Mathematically speaking, free cash flow is net income plus depreciation minus the total of dividends, capital expenditures, required debt repayments, and any other scheduled cash outlays. It’s basically a measure of how much hard cash a company generated in a given period after paying for its regular business expenses and growth initiatives. It is a good gauge of how well management is performing for its shareholders.
Some investors prefer free cash flow over earnings because they believe that earnings, which are largely an accounting figure, can be manipulated more easily than hard cash. Also, in some cases, earnings get distorted unintentionally by accounting principles. Depreciation is an excellent example of the latter situation, as depreciation inherently represents money that has already been spent and has little to no impact on a company’s cash flow, but often has a major impact on earnings.

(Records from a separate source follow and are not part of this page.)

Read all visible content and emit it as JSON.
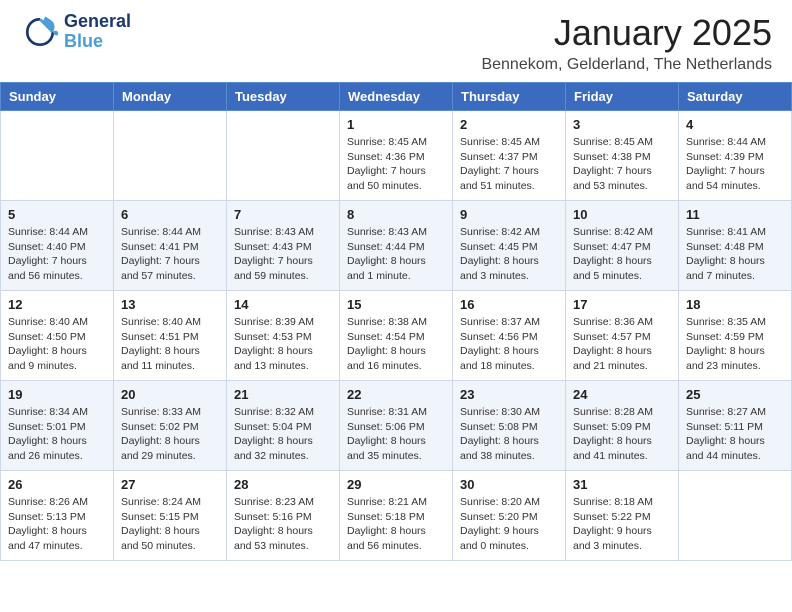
{
  "header": {
    "logo": {
      "general": "General",
      "blue": "Blue"
    },
    "title": "January 2025",
    "location": "Bennekom, Gelderland, The Netherlands"
  },
  "calendar": {
    "weekdays": [
      "Sunday",
      "Monday",
      "Tuesday",
      "Wednesday",
      "Thursday",
      "Friday",
      "Saturday"
    ],
    "weeks": [
      [
        {
          "day": "",
          "text": ""
        },
        {
          "day": "",
          "text": ""
        },
        {
          "day": "",
          "text": ""
        },
        {
          "day": "1",
          "text": "Sunrise: 8:45 AM\nSunset: 4:36 PM\nDaylight: 7 hours\nand 50 minutes."
        },
        {
          "day": "2",
          "text": "Sunrise: 8:45 AM\nSunset: 4:37 PM\nDaylight: 7 hours\nand 51 minutes."
        },
        {
          "day": "3",
          "text": "Sunrise: 8:45 AM\nSunset: 4:38 PM\nDaylight: 7 hours\nand 53 minutes."
        },
        {
          "day": "4",
          "text": "Sunrise: 8:44 AM\nSunset: 4:39 PM\nDaylight: 7 hours\nand 54 minutes."
        }
      ],
      [
        {
          "day": "5",
          "text": "Sunrise: 8:44 AM\nSunset: 4:40 PM\nDaylight: 7 hours\nand 56 minutes."
        },
        {
          "day": "6",
          "text": "Sunrise: 8:44 AM\nSunset: 4:41 PM\nDaylight: 7 hours\nand 57 minutes."
        },
        {
          "day": "7",
          "text": "Sunrise: 8:43 AM\nSunset: 4:43 PM\nDaylight: 7 hours\nand 59 minutes."
        },
        {
          "day": "8",
          "text": "Sunrise: 8:43 AM\nSunset: 4:44 PM\nDaylight: 8 hours\nand 1 minute."
        },
        {
          "day": "9",
          "text": "Sunrise: 8:42 AM\nSunset: 4:45 PM\nDaylight: 8 hours\nand 3 minutes."
        },
        {
          "day": "10",
          "text": "Sunrise: 8:42 AM\nSunset: 4:47 PM\nDaylight: 8 hours\nand 5 minutes."
        },
        {
          "day": "11",
          "text": "Sunrise: 8:41 AM\nSunset: 4:48 PM\nDaylight: 8 hours\nand 7 minutes."
        }
      ],
      [
        {
          "day": "12",
          "text": "Sunrise: 8:40 AM\nSunset: 4:50 PM\nDaylight: 8 hours\nand 9 minutes."
        },
        {
          "day": "13",
          "text": "Sunrise: 8:40 AM\nSunset: 4:51 PM\nDaylight: 8 hours\nand 11 minutes."
        },
        {
          "day": "14",
          "text": "Sunrise: 8:39 AM\nSunset: 4:53 PM\nDaylight: 8 hours\nand 13 minutes."
        },
        {
          "day": "15",
          "text": "Sunrise: 8:38 AM\nSunset: 4:54 PM\nDaylight: 8 hours\nand 16 minutes."
        },
        {
          "day": "16",
          "text": "Sunrise: 8:37 AM\nSunset: 4:56 PM\nDaylight: 8 hours\nand 18 minutes."
        },
        {
          "day": "17",
          "text": "Sunrise: 8:36 AM\nSunset: 4:57 PM\nDaylight: 8 hours\nand 21 minutes."
        },
        {
          "day": "18",
          "text": "Sunrise: 8:35 AM\nSunset: 4:59 PM\nDaylight: 8 hours\nand 23 minutes."
        }
      ],
      [
        {
          "day": "19",
          "text": "Sunrise: 8:34 AM\nSunset: 5:01 PM\nDaylight: 8 hours\nand 26 minutes."
        },
        {
          "day": "20",
          "text": "Sunrise: 8:33 AM\nSunset: 5:02 PM\nDaylight: 8 hours\nand 29 minutes."
        },
        {
          "day": "21",
          "text": "Sunrise: 8:32 AM\nSunset: 5:04 PM\nDaylight: 8 hours\nand 32 minutes."
        },
        {
          "day": "22",
          "text": "Sunrise: 8:31 AM\nSunset: 5:06 PM\nDaylight: 8 hours\nand 35 minutes."
        },
        {
          "day": "23",
          "text": "Sunrise: 8:30 AM\nSunset: 5:08 PM\nDaylight: 8 hours\nand 38 minutes."
        },
        {
          "day": "24",
          "text": "Sunrise: 8:28 AM\nSunset: 5:09 PM\nDaylight: 8 hours\nand 41 minutes."
        },
        {
          "day": "25",
          "text": "Sunrise: 8:27 AM\nSunset: 5:11 PM\nDaylight: 8 hours\nand 44 minutes."
        }
      ],
      [
        {
          "day": "26",
          "text": "Sunrise: 8:26 AM\nSunset: 5:13 PM\nDaylight: 8 hours\nand 47 minutes."
        },
        {
          "day": "27",
          "text": "Sunrise: 8:24 AM\nSunset: 5:15 PM\nDaylight: 8 hours\nand 50 minutes."
        },
        {
          "day": "28",
          "text": "Sunrise: 8:23 AM\nSunset: 5:16 PM\nDaylight: 8 hours\nand 53 minutes."
        },
        {
          "day": "29",
          "text": "Sunrise: 8:21 AM\nSunset: 5:18 PM\nDaylight: 8 hours\nand 56 minutes."
        },
        {
          "day": "30",
          "text": "Sunrise: 8:20 AM\nSunset: 5:20 PM\nDaylight: 9 hours\nand 0 minutes."
        },
        {
          "day": "31",
          "text": "Sunrise: 8:18 AM\nSunset: 5:22 PM\nDaylight: 9 hours\nand 3 minutes."
        },
        {
          "day": "",
          "text": ""
        }
      ]
    ]
  }
}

Of course, free cash flow isn’t the only metric one should consider when evaluating an investment opportunity, but it can quickly weed out companies that simply don’t measure up. To help investors find companies that have a solid history of generating healthy amounts of free cash flow, Value Line produces a weekly screen that appears in the Index section of every issue of
The Value Line Investment Survey
that highlights this metric.
Labeled “Biggest ‘Free Flow’ Cash Generators”, the screen lists the top 100 companies of the 1,700 The Value Line Investment Survey follows based on free cash flow generation over a trailing five-year period. The long time frame is used to ensure that companies with solid histories of creating cash flow are brought to the fore, weeding out companies that have temporary boosts to their cash flow generation because of short-term or one-time events.
A recent review of the screen brought out a few interesting companies, including Danaher Corp. (DHR), and CACI International Inc. (CACI).
Danaher designs, manufactures and markets professional, medical, industrial and commercial products and services that typically possess strong brand names, innovative technology, and major market positions. The company operates in over 50 countries through five reporting segments: Test & Measurement (22% of 2010 revenues); Environmental (21%); Life Sciences & Diagnostics (17%); Dental (14%); and Industrial Technologies (24%); The remaining 2% was derived from a joint venture with Apex. Sales in 2010 by geographic region were: North America, 49% (including 45% in the U.S.); Europe, 28%; Asia/Australia, 17%; and other regions, 6%.
The company reported healthy revenue gains in the September interim. Total sales advanced 46%, as core operations were up 7.5% (exposure to emerging markets was largely responsible), acquisitions contributed 35%, and currency drove the remaining 3.5%. Management revealed that an earlier-than-expected earnings contribution from the acquisition of biomedical laboratory instrument maker Beckman Coulter was reinvested into restructuring activities, used to pay down debt, and contributed to outsized cash flows. Acquisitions are built into the company’s business plan and we think future purchases will provide a meaningful source of cash over the long term.
The company continues to build up its exposure to non-industrial companies which we believe is helping to stabilize revenue streams. Further, Value Line analyst Erik M. Manning believes that potential setbacks in the U.S. industrial sector will be largely offset by fast-growing regions like China and Latin America. This feeling is not being shared by many market participants, which explains the stock’s relatively low price-to-earnings ratio. Thus, we think value investors may want to take a closer look here.
CACI International Inc.
CACI delivers professional services and information technology solutions to clients primarily in the U.S. federal government. Its services are primarily targeted to the areas of defense, intelligence, homeland security, and IT modernization. The company keeps its portfolio suite current by adapting emerging technologies and continually evolving legacy strengths. Demand is created by the increasingly complex network, systems, and information environments in which governments and businesses operate, and by the need to stay current with emerging technology while increasing productivity and, ultimately, improving performance.
The company posted solid results in the September interim, with revenues and earnings both up meaningfully. Meanwhile, contract funding orders rose to the highest amount in company history. Value Line analyst Kathryn Drew believes the company’s streamlining and automating processes will probably remain a favorite with clients considering recent concerns surrounding the federal budget. We are cautiously optimistic that the efficiency enhancing nature of CACI’s products will more than offset potential weakness in general government spending.
The company also appears focused on acquisitions, which augur well for its impressive free cash flow prospects. These future inflows should facilitate continued stock repurchases, which have proven to be a driver of recent earnings gains.
At the time of this article's writing, the author did not have positions in any of the companies mentioned.